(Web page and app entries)
%%

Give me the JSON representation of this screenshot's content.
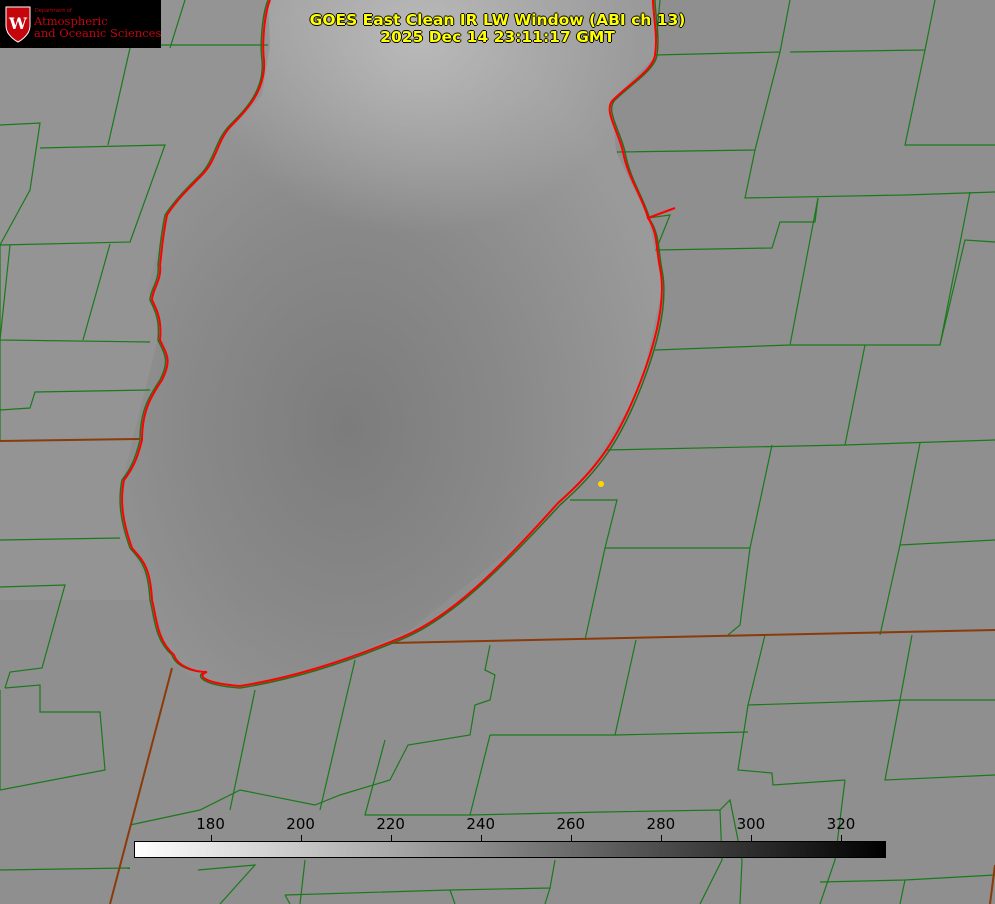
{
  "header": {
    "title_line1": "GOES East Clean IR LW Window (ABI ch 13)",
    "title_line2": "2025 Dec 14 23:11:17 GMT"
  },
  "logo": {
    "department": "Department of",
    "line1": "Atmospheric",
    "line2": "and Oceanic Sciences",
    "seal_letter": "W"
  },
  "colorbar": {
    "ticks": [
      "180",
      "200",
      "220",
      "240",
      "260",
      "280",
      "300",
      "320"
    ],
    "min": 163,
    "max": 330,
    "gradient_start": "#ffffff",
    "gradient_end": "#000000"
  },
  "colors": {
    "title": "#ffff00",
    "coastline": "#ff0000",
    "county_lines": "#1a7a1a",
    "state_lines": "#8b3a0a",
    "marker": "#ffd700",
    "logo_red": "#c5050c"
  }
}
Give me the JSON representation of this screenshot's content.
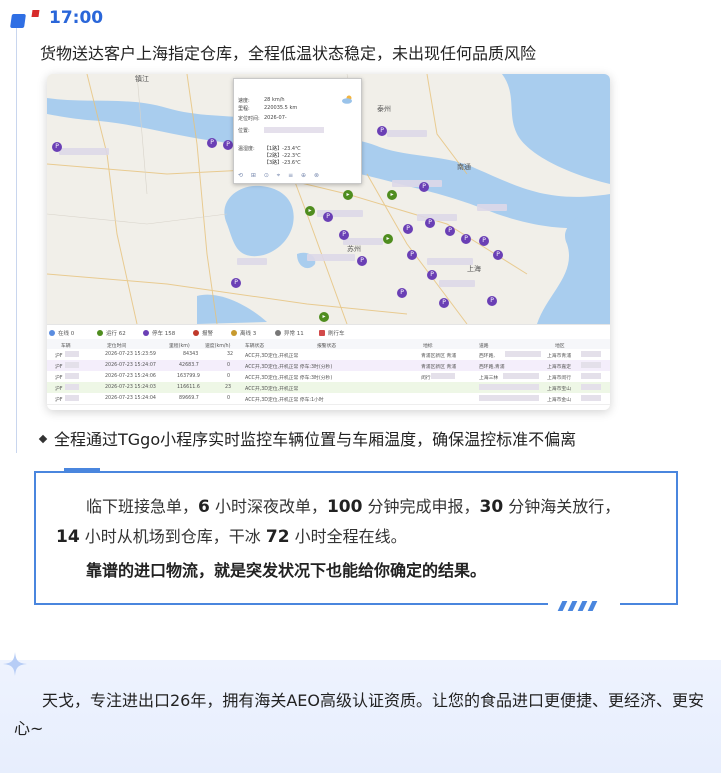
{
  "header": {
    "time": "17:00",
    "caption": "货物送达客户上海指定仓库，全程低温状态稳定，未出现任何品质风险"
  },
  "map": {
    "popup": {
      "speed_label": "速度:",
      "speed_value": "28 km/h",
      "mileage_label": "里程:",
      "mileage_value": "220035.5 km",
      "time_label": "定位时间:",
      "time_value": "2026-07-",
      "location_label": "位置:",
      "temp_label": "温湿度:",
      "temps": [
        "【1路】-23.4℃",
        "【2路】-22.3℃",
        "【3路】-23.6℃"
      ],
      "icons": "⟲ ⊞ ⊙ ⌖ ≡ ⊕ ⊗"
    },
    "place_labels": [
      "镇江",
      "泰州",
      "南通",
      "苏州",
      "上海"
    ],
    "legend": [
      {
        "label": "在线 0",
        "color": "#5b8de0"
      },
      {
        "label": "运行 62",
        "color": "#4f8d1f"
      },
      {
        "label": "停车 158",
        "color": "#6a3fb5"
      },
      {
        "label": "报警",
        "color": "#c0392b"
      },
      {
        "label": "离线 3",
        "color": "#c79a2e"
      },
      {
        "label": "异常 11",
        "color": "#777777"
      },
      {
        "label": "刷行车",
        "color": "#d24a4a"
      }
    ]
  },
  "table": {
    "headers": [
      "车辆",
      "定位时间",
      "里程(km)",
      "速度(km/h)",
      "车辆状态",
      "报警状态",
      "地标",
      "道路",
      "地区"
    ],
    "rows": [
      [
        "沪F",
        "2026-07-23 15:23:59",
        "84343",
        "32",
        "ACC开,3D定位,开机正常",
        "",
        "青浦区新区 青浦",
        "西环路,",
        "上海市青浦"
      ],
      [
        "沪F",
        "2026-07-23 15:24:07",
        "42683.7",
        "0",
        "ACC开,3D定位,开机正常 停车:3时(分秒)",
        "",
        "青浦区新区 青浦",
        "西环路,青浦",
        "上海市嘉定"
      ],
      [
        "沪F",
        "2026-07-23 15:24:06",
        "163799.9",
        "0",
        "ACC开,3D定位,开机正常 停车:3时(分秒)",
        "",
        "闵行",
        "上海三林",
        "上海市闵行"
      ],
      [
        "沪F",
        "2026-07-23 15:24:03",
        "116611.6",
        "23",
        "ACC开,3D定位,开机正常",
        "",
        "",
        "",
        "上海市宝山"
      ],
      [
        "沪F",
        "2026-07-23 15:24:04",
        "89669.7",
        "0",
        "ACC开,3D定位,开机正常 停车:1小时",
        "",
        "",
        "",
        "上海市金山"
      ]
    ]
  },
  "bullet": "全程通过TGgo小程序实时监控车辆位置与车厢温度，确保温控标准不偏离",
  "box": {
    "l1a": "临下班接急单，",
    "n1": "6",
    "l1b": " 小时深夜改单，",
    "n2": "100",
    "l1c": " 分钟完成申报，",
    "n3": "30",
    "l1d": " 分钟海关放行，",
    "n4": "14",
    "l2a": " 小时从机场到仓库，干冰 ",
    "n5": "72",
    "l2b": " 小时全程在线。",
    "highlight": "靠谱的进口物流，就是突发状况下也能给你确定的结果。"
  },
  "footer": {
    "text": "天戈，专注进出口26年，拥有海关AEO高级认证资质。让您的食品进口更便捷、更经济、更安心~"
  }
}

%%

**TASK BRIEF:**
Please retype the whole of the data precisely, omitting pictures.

**TASK OUTPUT:**
Give me the JSON representation of this screenshot's content.
{
  "header": {
    "title_line1": "GOES East Clean IR LW Window (ABI ch 13)",
    "title_line2": "2025 Dec 14 23:11:17 GMT"
  },
  "logo": {
    "department": "Department of",
    "line1": "Atmospheric",
    "line2": "and Oceanic Sciences",
    "seal_letter": "W"
  },
  "colorbar": {
    "ticks": [
      "180",
      "200",
      "220",
      "240",
      "260",
      "280",
      "300",
      "320"
    ],
    "min": 163,
    "max": 330,
    "gradient_start": "#ffffff",
    "gradient_end": "#000000"
  },
  "colors": {
    "title": "#ffff00",
    "coastline": "#ff0000",
    "county_lines": "#1a7a1a",
    "state_lines": "#8b3a0a",
    "marker": "#ffd700",
    "logo_red": "#c5050c"
  }
}
Give me the JSON representation of this screenshot's content.
{
  "header": {
    "time": "17:00",
    "caption": "货物送达客户上海指定仓库，全程低温状态稳定，未出现任何品质风险"
  },
  "map": {
    "popup": {
      "speed_label": "速度:",
      "speed_value": "28 km/h",
      "mileage_label": "里程:",
      "mileage_value": "220035.5 km",
      "time_label": "定位时间:",
      "time_value": "2026-07-",
      "location_label": "位置:",
      "temp_label": "温湿度:",
      "temps": [
        "【1路】-23.4℃",
        "【2路】-22.3℃",
        "【3路】-23.6℃"
      ],
      "icons": "⟲ ⊞ ⊙ ⌖ ≡ ⊕ ⊗"
    },
    "place_labels": [
      "镇江",
      "泰州",
      "南通",
      "苏州",
      "上海"
    ],
    "legend": [
      {
        "label": "在线 0",
        "color": "#5b8de0"
      },
      {
        "label": "运行 62",
        "color": "#4f8d1f"
      },
      {
        "label": "停车 158",
        "color": "#6a3fb5"
      },
      {
        "label": "报警",
        "color": "#c0392b"
      },
      {
        "label": "离线 3",
        "color": "#c79a2e"
      },
      {
        "label": "异常 11",
        "color": "#777777"
      },
      {
        "label": "刷行车",
        "color": "#d24a4a"
      }
    ]
  },
  "table": {
    "headers": [
      "车辆",
      "定位时间",
      "里程(km)",
      "速度(km/h)",
      "车辆状态",
      "报警状态",
      "地标",
      "道路",
      "地区"
    ],
    "rows": [
      [
        "沪F",
        "2026-07-23 15:23:59",
        "84343",
        "32",
        "ACC开,3D定位,开机正常",
        "",
        "青浦区新区 青浦",
        "西环路,",
        "上海市青浦"
      ],
      [
        "沪F",
        "2026-07-23 15:24:07",
        "42683.7",
        "0",
        "ACC开,3D定位,开机正常 停车:3时(分秒)",
        "",
        "青浦区新区 青浦",
        "西环路,青浦",
        "上海市嘉定"
      ],
      [
        "沪F",
        "2026-07-23 15:24:06",
        "163799.9",
        "0",
        "ACC开,3D定位,开机正常 停车:3时(分秒)",
        "",
        "闵行",
        "上海三林",
        "上海市闵行"
      ],
      [
        "沪F",
        "2026-07-23 15:24:03",
        "116611.6",
        "23",
        "ACC开,3D定位,开机正常",
        "",
        "",
        "",
        "上海市宝山"
      ],
      [
        "沪F",
        "2026-07-23 15:24:04",
        "89669.7",
        "0",
        "ACC开,3D定位,开机正常 停车:1小时",
        "",
        "",
        "",
        "上海市金山"
      ]
    ]
  },
  "bullet": "全程通过TGgo小程序实时监控车辆位置与车厢温度，确保温控标准不偏离",
  "box": {
    "l1a": "临下班接急单，",
    "n1": "6",
    "l1b": " 小时深夜改单，",
    "n2": "100",
    "l1c": " 分钟完成申报，",
    "n3": "30",
    "l1d": " 分钟海关放行，",
    "n4": "14",
    "l2a": " 小时从机场到仓库，干冰 ",
    "n5": "72",
    "l2b": " 小时全程在线。",
    "highlight": "靠谱的进口物流，就是突发状况下也能给你确定的结果。"
  },
  "footer": {
    "text": "天戈，专注进出口26年，拥有海关AEO高级认证资质。让您的食品进口更便捷、更经济、更安心~"
  }
}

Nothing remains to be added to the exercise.